TASK DIRECTIONS: The listing below should be printed in full and exactly, apart from its images.

[Start of section]

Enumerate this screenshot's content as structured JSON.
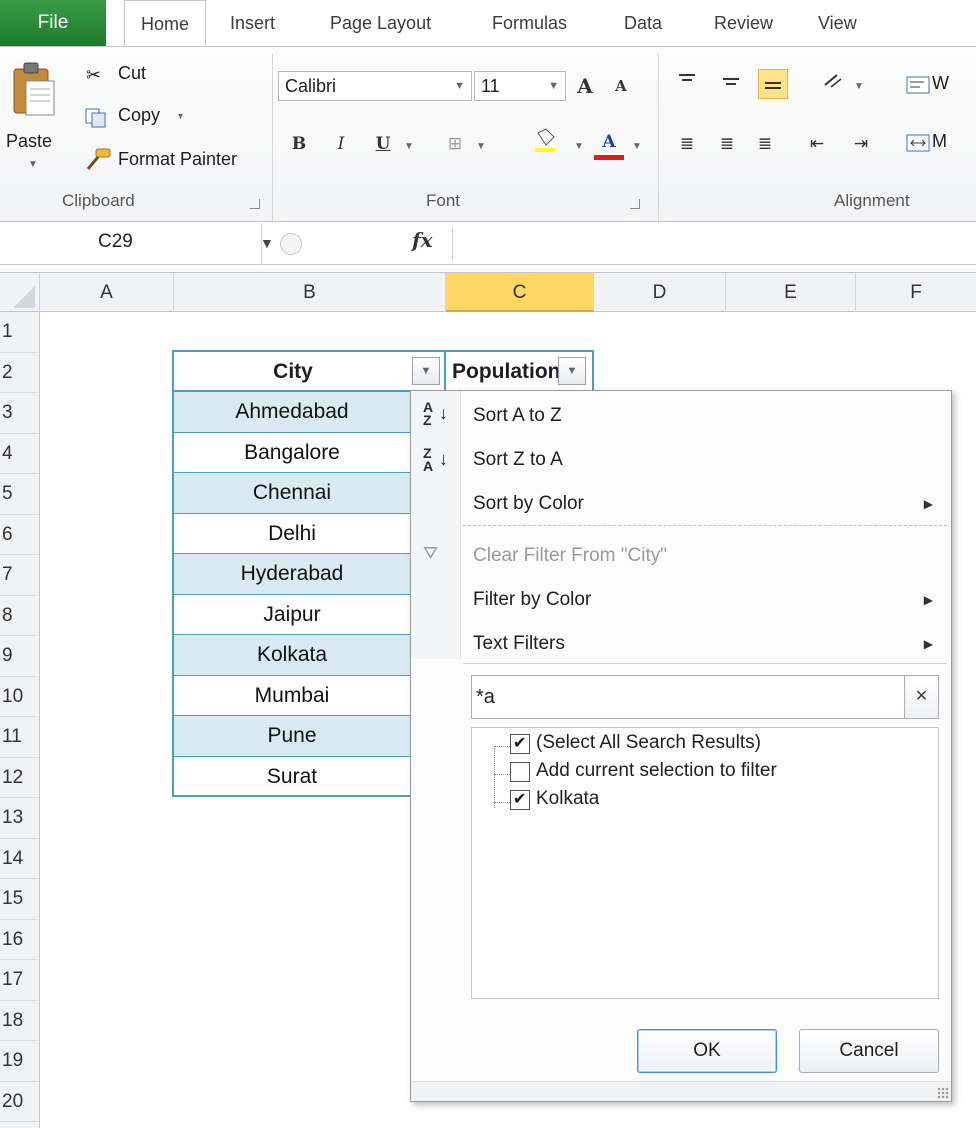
{
  "tabs": [
    "File",
    "Home",
    "Insert",
    "Page Layout",
    "Formulas",
    "Data",
    "Review",
    "View"
  ],
  "ribbon": {
    "clipboard": {
      "paste": "Paste",
      "cut": "Cut",
      "copy": "Copy",
      "format_painter": "Format Painter",
      "label": "Clipboard"
    },
    "font": {
      "name": "Calibri",
      "size": "11",
      "bold": "B",
      "italic": "I",
      "underline": "U",
      "grow": "A",
      "shrink": "A",
      "font_color_letter": "A",
      "label": "Font"
    },
    "alignment": {
      "label": "Alignment",
      "wrap_truncated": "W",
      "merge_truncated": "M"
    }
  },
  "formula_bar": {
    "name_box": "C29",
    "fx": "fx"
  },
  "columns": [
    "A",
    "B",
    "C",
    "D",
    "E",
    "F"
  ],
  "rows": [
    "1",
    "2",
    "3",
    "4",
    "5",
    "6",
    "7",
    "8",
    "9",
    "10",
    "11",
    "12",
    "13",
    "14",
    "15",
    "16",
    "17",
    "18",
    "19",
    "20"
  ],
  "table": {
    "headers": {
      "city": "City",
      "population": "Population"
    },
    "cities": [
      "Ahmedabad",
      "Bangalore",
      "Chennai",
      "Delhi",
      "Hyderabad",
      "Jaipur",
      "Kolkata",
      "Mumbai",
      "Pune",
      "Surat"
    ]
  },
  "filter_menu": {
    "sort_az": "Sort A to Z",
    "sort_za": "Sort Z to A",
    "sort_by_color": "Sort by Color",
    "clear_filter": "Clear Filter From \"City\"",
    "filter_by_color": "Filter by Color",
    "text_filters": "Text Filters",
    "search_value": "*a",
    "list": [
      {
        "label": "(Select All Search Results)",
        "checked": true
      },
      {
        "label": "Add current selection to filter",
        "checked": false
      },
      {
        "label": "Kolkata",
        "checked": true
      }
    ],
    "ok": "OK",
    "cancel": "Cancel"
  },
  "colors": {
    "file_tab": "#2b8a3a",
    "table_border": "#4aa0ba",
    "band_fill": "#d9eaf2",
    "selected_col_header": "#ffd765"
  }
}
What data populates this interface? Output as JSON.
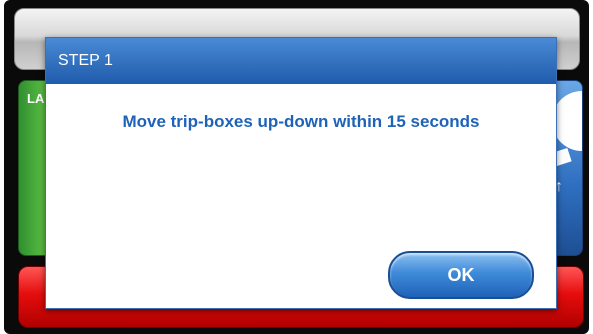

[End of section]

SOLUTION TO THE EXERCISE:
Enumerate this screenshot's content as structured JSON.
{
  "tabs": [
    "File",
    "Home",
    "Insert",
    "Page Layout",
    "Formulas",
    "Data",
    "Review",
    "View"
  ],
  "ribbon": {
    "clipboard": {
      "paste": "Paste",
      "cut": "Cut",
      "copy": "Copy",
      "format_painter": "Format Painter",
      "label": "Clipboard"
    },
    "font": {
      "name": "Calibri",
      "size": "11",
      "bold": "B",
      "italic": "I",
      "underline": "U",
      "grow": "A",
      "shrink": "A",
      "font_color_letter": "A",
      "label": "Font"
    },
    "alignment": {
      "label": "Alignment",
      "wrap_truncated": "W",
      "merge_truncated": "M"
    }
  },
  "formula_bar": {
    "name_box": "C29",
    "fx": "fx"
  },
  "columns": [
    "A",
    "B",
    "C",
    "D",
    "E",
    "F"
  ],
  "rows": [
    "1",
    "2",
    "3",
    "4",
    "5",
    "6",
    "7",
    "8",
    "9",
    "10",
    "11",
    "12",
    "13",
    "14",
    "15",
    "16",
    "17",
    "18",
    "19",
    "20"
  ],
  "table": {
    "headers": {
      "city": "City",
      "population": "Population"
    },
    "cities": [
      "Ahmedabad",
      "Bangalore",
      "Chennai",
      "Delhi",
      "Hyderabad",
      "Jaipur",
      "Kolkata",
      "Mumbai",
      "Pune",
      "Surat"
    ]
  },
  "filter_menu": {
    "sort_az": "Sort A to Z",
    "sort_za": "Sort Z to A",
    "sort_by_color": "Sort by Color",
    "clear_filter": "Clear Filter From \"City\"",
    "filter_by_color": "Filter by Color",
    "text_filters": "Text Filters",
    "search_value": "*a",
    "list": [
      {
        "label": "(Select All Search Results)",
        "checked": true
      },
      {
        "label": "Add current selection to filter",
        "checked": false
      },
      {
        "label": "Kolkata",
        "checked": true
      }
    ],
    "ok": "OK",
    "cancel": "Cancel"
  },
  "colors": {
    "file_tab": "#2b8a3a",
    "table_border": "#4aa0ba",
    "band_fill": "#d9eaf2",
    "selected_col_header": "#ffd765"
  }
}
What data populates this interface? Output as JSON.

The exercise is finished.